Return each entry word for word. Leave the images out.

Segment Start: Provided data

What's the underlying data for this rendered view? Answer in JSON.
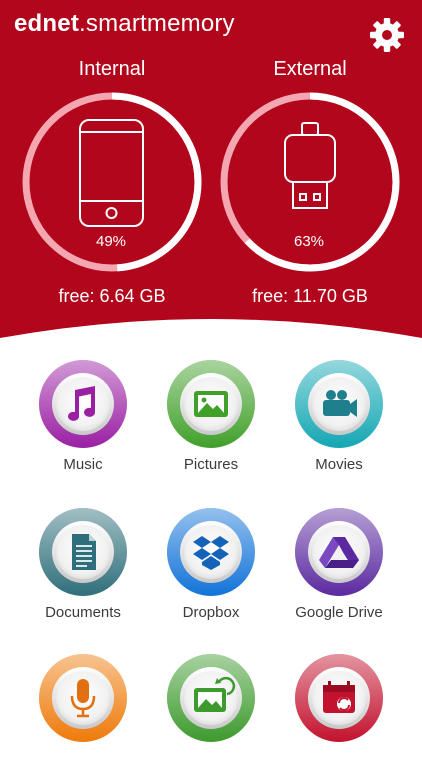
{
  "app": {
    "title_bold": "ednet",
    "title_rest": ".smartmemory"
  },
  "colors": {
    "brand_red": "#b2061c",
    "ring_track": "#f4a7b1",
    "ring_fill": "#ffffff"
  },
  "storage": [
    {
      "label": "Internal",
      "percent_text": "49%",
      "percent_used": 49,
      "free_text": "free: 6.64 GB",
      "icon": "smartphone-icon"
    },
    {
      "label": "External",
      "percent_text": "63%",
      "percent_used": 63,
      "free_text": "free: 11.70 GB",
      "icon": "usb-drive-icon"
    }
  ],
  "tiles": [
    {
      "label": "Music",
      "icon": "music-note-icon",
      "color": "#9a1fa3"
    },
    {
      "label": "Pictures",
      "icon": "image-icon",
      "color": "#41a02a"
    },
    {
      "label": "Movies",
      "icon": "video-camera-icon",
      "color": "#13a7b3"
    },
    {
      "label": "Documents",
      "icon": "document-icon",
      "color": "#2f6f7b"
    },
    {
      "label": "Dropbox",
      "icon": "dropbox-icon",
      "color": "#1273d8"
    },
    {
      "label": "Google Drive",
      "icon": "google-drive-icon",
      "color": "#5b2aa0"
    },
    {
      "label": "",
      "icon": "microphone-icon",
      "color": "#ef7a0a"
    },
    {
      "label": "",
      "icon": "image-sync-icon",
      "color": "#3d9a2d"
    },
    {
      "label": "",
      "icon": "calendar-sync-icon",
      "color": "#c3122d"
    }
  ]
}
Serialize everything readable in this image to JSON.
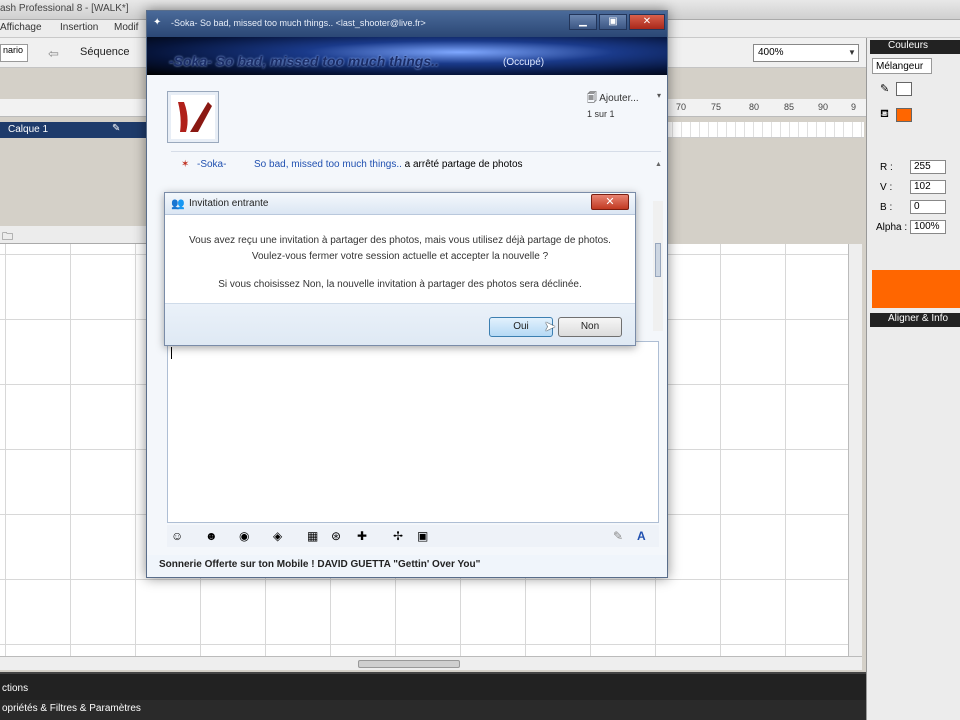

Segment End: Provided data

Output of the task:
What's the underlying data for this rendered view? Answer in JSON.
{
  "app": {
    "title_bold": "ednet",
    "title_rest": ".smartmemory"
  },
  "colors": {
    "brand_red": "#b2061c",
    "ring_track": "#f4a7b1",
    "ring_fill": "#ffffff"
  },
  "storage": [
    {
      "label": "Internal",
      "percent_text": "49%",
      "percent_used": 49,
      "free_text": "free: 6.64 GB",
      "icon": "smartphone-icon"
    },
    {
      "label": "External",
      "percent_text": "63%",
      "percent_used": 63,
      "free_text": "free: 11.70 GB",
      "icon": "usb-drive-icon"
    }
  ],
  "tiles": [
    {
      "label": "Music",
      "icon": "music-note-icon",
      "color": "#9a1fa3"
    },
    {
      "label": "Pictures",
      "icon": "image-icon",
      "color": "#41a02a"
    },
    {
      "label": "Movies",
      "icon": "video-camera-icon",
      "color": "#13a7b3"
    },
    {
      "label": "Documents",
      "icon": "document-icon",
      "color": "#2f6f7b"
    },
    {
      "label": "Dropbox",
      "icon": "dropbox-icon",
      "color": "#1273d8"
    },
    {
      "label": "Google Drive",
      "icon": "google-drive-icon",
      "color": "#5b2aa0"
    },
    {
      "label": "",
      "icon": "microphone-icon",
      "color": "#ef7a0a"
    },
    {
      "label": "",
      "icon": "image-sync-icon",
      "color": "#3d9a2d"
    },
    {
      "label": "",
      "icon": "calendar-sync-icon",
      "color": "#c3122d"
    }
  ]
}
Serialize everything readable in this image to JSON.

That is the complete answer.